Problem to solve
Show all lines below holding the string "Envelope".

Recorded data
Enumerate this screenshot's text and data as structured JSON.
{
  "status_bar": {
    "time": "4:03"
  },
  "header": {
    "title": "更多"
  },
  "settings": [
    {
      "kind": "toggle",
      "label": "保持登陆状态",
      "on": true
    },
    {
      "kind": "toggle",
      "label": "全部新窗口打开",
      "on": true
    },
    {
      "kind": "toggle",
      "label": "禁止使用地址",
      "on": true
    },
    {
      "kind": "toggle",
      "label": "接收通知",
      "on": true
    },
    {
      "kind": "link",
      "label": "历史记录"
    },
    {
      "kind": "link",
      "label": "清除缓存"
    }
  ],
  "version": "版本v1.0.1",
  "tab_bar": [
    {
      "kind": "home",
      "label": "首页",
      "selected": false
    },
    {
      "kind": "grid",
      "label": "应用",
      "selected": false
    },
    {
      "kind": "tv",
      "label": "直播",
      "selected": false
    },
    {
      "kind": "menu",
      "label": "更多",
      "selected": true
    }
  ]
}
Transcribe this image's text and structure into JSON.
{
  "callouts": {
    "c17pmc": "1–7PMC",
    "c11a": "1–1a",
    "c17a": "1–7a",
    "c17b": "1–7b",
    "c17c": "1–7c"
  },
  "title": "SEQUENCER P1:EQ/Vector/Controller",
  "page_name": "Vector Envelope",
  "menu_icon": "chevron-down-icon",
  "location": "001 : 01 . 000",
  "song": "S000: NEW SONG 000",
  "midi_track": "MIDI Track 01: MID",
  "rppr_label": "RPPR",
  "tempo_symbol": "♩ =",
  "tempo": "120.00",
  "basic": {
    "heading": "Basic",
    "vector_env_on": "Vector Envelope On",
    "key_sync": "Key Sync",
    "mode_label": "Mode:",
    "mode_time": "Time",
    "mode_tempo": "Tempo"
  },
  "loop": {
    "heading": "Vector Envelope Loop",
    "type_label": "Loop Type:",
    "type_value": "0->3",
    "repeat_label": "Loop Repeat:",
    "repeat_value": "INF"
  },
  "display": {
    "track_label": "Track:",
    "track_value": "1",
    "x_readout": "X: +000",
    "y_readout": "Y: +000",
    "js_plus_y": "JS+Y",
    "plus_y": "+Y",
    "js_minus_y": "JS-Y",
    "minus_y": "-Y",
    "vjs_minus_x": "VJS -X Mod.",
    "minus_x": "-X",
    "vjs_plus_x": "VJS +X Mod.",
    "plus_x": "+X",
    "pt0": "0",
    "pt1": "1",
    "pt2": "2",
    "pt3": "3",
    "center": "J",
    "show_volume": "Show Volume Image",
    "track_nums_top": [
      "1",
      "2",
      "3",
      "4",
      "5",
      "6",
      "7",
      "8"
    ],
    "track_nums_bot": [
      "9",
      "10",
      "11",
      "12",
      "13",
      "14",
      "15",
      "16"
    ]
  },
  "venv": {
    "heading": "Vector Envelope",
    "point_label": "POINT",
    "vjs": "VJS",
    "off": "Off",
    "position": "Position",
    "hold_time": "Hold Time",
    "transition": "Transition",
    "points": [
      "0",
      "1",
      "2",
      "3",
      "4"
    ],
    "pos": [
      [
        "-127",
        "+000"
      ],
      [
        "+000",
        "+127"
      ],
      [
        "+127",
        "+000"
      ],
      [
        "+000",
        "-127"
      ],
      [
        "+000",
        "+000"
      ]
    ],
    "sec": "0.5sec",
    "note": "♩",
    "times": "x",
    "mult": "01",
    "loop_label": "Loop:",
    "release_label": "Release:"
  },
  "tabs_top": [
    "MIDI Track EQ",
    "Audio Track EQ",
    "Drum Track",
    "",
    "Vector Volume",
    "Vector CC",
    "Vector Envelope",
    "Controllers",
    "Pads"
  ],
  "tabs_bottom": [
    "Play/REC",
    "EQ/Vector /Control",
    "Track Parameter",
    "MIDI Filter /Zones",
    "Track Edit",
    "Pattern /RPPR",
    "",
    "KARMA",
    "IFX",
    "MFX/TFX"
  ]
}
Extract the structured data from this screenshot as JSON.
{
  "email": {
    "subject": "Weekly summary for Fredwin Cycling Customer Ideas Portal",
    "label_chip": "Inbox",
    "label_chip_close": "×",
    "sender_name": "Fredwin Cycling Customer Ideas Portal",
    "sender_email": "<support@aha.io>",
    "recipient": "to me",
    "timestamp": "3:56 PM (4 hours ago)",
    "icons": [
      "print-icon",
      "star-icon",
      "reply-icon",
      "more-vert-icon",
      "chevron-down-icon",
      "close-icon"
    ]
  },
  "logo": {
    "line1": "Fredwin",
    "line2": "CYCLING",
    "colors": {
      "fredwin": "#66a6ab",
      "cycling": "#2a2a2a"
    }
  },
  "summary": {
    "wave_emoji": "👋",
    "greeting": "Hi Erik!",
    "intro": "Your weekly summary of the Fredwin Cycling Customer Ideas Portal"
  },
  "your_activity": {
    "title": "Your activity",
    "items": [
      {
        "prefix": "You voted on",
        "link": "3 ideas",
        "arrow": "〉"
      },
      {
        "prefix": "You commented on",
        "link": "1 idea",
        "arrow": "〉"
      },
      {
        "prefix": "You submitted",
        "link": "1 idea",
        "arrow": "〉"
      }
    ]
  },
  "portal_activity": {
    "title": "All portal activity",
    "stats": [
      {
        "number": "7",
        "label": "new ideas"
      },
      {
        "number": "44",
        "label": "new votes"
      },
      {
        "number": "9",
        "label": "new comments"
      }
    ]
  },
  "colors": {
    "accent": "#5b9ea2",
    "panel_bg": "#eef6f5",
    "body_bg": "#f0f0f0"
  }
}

Solution to this problem
  "page_name": "Vector Envelope",
    "vector_env_on": "Vector Envelope On",
    "heading": "Vector Envelope Loop",
    "heading": "Vector Envelope",
    "Vector Envelope",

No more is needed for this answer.